I must admit I am rather indifferent regarding this. I have a hard time caring about straight privilege when I am denied marriage equality.
I find those in Transgender Inc who are arguing that the Gay and Lesbian community should support the rights of heterosexual transsexuals to have marriage privileges that are denied them to be heterosexist.
In many instances these are the same people who have been chastising gay and lesbian people for focusing their energies on marriage equality rather than on a Trans-inclusive ENDA. They also complain that the gay and lesbian communities which have been working together for some 25 years prior to the grafting on of the T for Transgender should put aside their fight for laws that would make this case irrelevant.
Worse yet are the heterosexist sisters who tell me they do not want me to have marriage equality because it would make their marriage a “same-sex marriage” and that I should be content with a separate and unequal “civil union”.
I have heard there is to be a May day Rally at the Capital in Austin. That same day SDS and other Left organizations are holding a rally for workers rights here in Dallas.
Want to guess which rally my partner and I will be attending.
These last few months Transgender Inc has been making numerous threats to go its own way. I sort of wish they would. And while they are at it I wish they would stop claiming post-transsexuals who do not share their “transgender identity”.
I never needed a T to feel part of the Gay and Lesbian Community, since coming out I’ve been perfectly happy with the L as a descriptor.
If you miss me at the rally for heterosexual privilege and you can’t find me no where. I’ll be over working for Marriage equality… You can find me right there.
By David Edwards
Monday, April 25th, 2011
Republicans in Texas want to roll back the clock on marriage rights for transgender people.
SB 723, sponsored by state Sen. Tommy Williams (R), would bar district clerks from accepting a court order recognizing a sex change as legal documentation for a marriage license. In effect, the bill would force clerks to recognize a 1999 appeals court ruling that said a person’s gender at birth sticks with them for the rest of their life even if they have a sex change.
“If SB 723 gets a favorable vote it will enshrine Littleton vs Prange (1999) logic — you are what the doctor put on your birth certificate — into Texas State law,” according to the Human Rights Campaign’s Meghan Stabler, who is also a transgender woman from Texas.
Advocates worry that if the law is enacted, it could even nullify existing marriages.
“It appears the goal is to try to enshrine a really horrifying ruling and making it law in the state of Texas,” Houston attorney John Nechman told The Associated Press.
“This bill is unprecedented anywhere in the country,” Shannon Price Minter, an attorney with the Transgender Law & Policy Institute, told Raw Story. “No state has ever passed a law recognizing the existence of transgender people, then tried to take it back.”

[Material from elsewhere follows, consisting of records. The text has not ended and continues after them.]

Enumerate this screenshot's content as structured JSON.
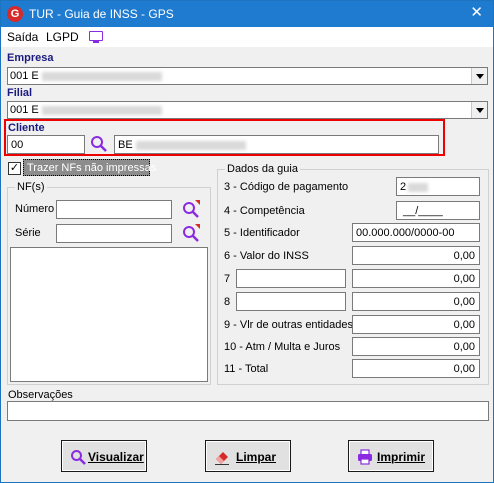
{
  "window": {
    "title": "TUR - Guia de INSS - GPS",
    "app_icon_letter": "G",
    "close_glyph": "✕"
  },
  "menu": {
    "items": [
      "Saída",
      "LGPD"
    ]
  },
  "empresa": {
    "label": "Empresa",
    "value": "001 E"
  },
  "filial": {
    "label": "Filial",
    "value": "001 E"
  },
  "cliente": {
    "label": "Cliente",
    "code": "00",
    "name": "BE"
  },
  "trazer_nfs": {
    "label": "Trazer NFs não impressas",
    "checked": true,
    "check_glyph": "✓"
  },
  "nfs": {
    "legend": "NF(s)",
    "numero_label": "Número",
    "serie_label": "Série"
  },
  "dados_guia": {
    "legend": "Dados da guia",
    "rows": [
      {
        "label": "3 - Código de pagamento",
        "value": "2"
      },
      {
        "label": "4 - Competência",
        "value": "__/____"
      },
      {
        "label": "5 - Identificador",
        "value": "00.000.000/0000-00"
      },
      {
        "label": "6 - Valor do INSS",
        "value": "0,00"
      },
      {
        "label": "7",
        "value": "0,00"
      },
      {
        "label": "8",
        "value": "0,00"
      },
      {
        "label": "9 - Vlr de outras entidades",
        "value": "0,00"
      },
      {
        "label": "10 - Atm / Multa e Juros",
        "value": "0,00"
      },
      {
        "label": "11 - Total",
        "value": "0,00"
      }
    ]
  },
  "observacoes": {
    "label": "Observações",
    "value": ""
  },
  "buttons": {
    "visualizar": "Visualizar",
    "limpar": "Limpar",
    "imprimir": "Imprimir"
  },
  "colors": {
    "titlebar": "#1f7bd0",
    "highlight": "#ee0000",
    "label_blue": "#1a1a80",
    "icon_purple": "#8a2be2"
  }
}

In 2009, Texas Democrats reportedly threatened to kill a bill authored by state Rep. Lois Kolkhorst (R) if it did not include language that allowed for a “court order of sex change” to be accepted for getting a marriage license. A spokesman for Kolkhorst told Raw Story that the congresswoman was now sponsoring legislation that would reverse those rights but denied she was targeting transgender people.